I’ve made a sample of Bird of Paradise, Frida’s Flowers, in size 10 crochet thread 🙂

Crochet-Motif-Bird-of-Paradise.jpg

It’s worked so well, I’m going to make the rest of the motifs in the blanket project in crochet thread too. I’d like to put together a miniature version of the blanket, but first, I’ll need to see how each motif looks in the size. The free pattern for the blanket can be found here.

The thing is, for a while, I’d been avoiding multi-color projects simply because I didn’t feel like weaving in multiple ends. I’ve always loved colorful crochet pieces and admired the work others produced in beautiful colorways. I just didn’t wish to work with more than just a few colors spaced out at quite large intervals, so it’d be easier to sow in the ends. Then, I came across Edie Eckart’s tip, which I really liked 🙂 In her “Connect the Shapes Crochet Motifs: Creative Techniques for Joining Motifs of All Shapes”, she advises:

“Instead of letting the Fear and Dread of Multiple Ends keep you from using all the colors of yarn you desire, think of the task as just another important step in making the best possible project you can. Consider the satisfaction you get from a just-mown lawn…Take pride in the tidiness and colorfulness of your amazing work!”

“The Fear and Dread of Multiple Ends”! Is that what it is?! 🙂 She pinned down the feelings that, apparently, have been keeping me from taking on patterns more elaborate in terms of color. So, now that I know it’s a fear, I decide to face it to overcome it 🙂 I pick up a bunch of colors and get started.
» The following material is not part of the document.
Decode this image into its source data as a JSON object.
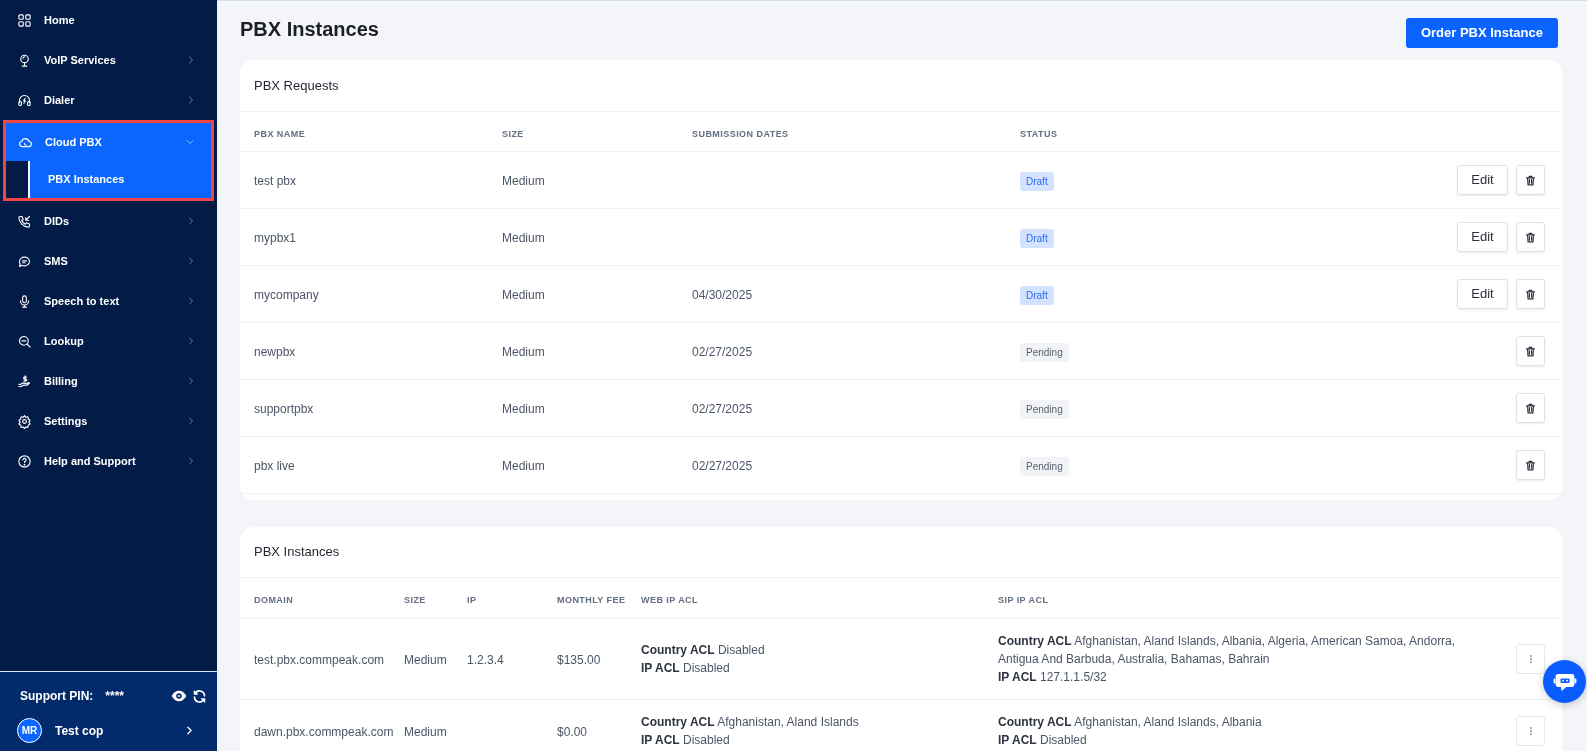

I start small:

Crochet-Flower-JAYGO

Then expand as follows 🙂

Crochet-Color-Wheel-JAYGO

The next thing I know, I’m sitting there weaving away, sewing in those multiple colorful ends of the Bird of Paradise motif 🙂 [I found the project info through a blogger, Elzeblaadje, who posted a lovely motif she’s crocheted for her blanket.] I WAYGO-ed 🙂 and it made a huge difference! Weave-in-as-you-go slows the work down in a way, but it really makes the process more efficient.

Look how clean the back of my Frida’s Flower is 🙂

Crochet-Motif-Bird-of-Paradise-Back

And how do you feel about multi-color projects? 🙂

P.S. I’ve just realized that today is Frida Kahlo’s birthday! The Frida’s Flowers CAL motif designs were inspired by Frida Kahlo. What a coincidence!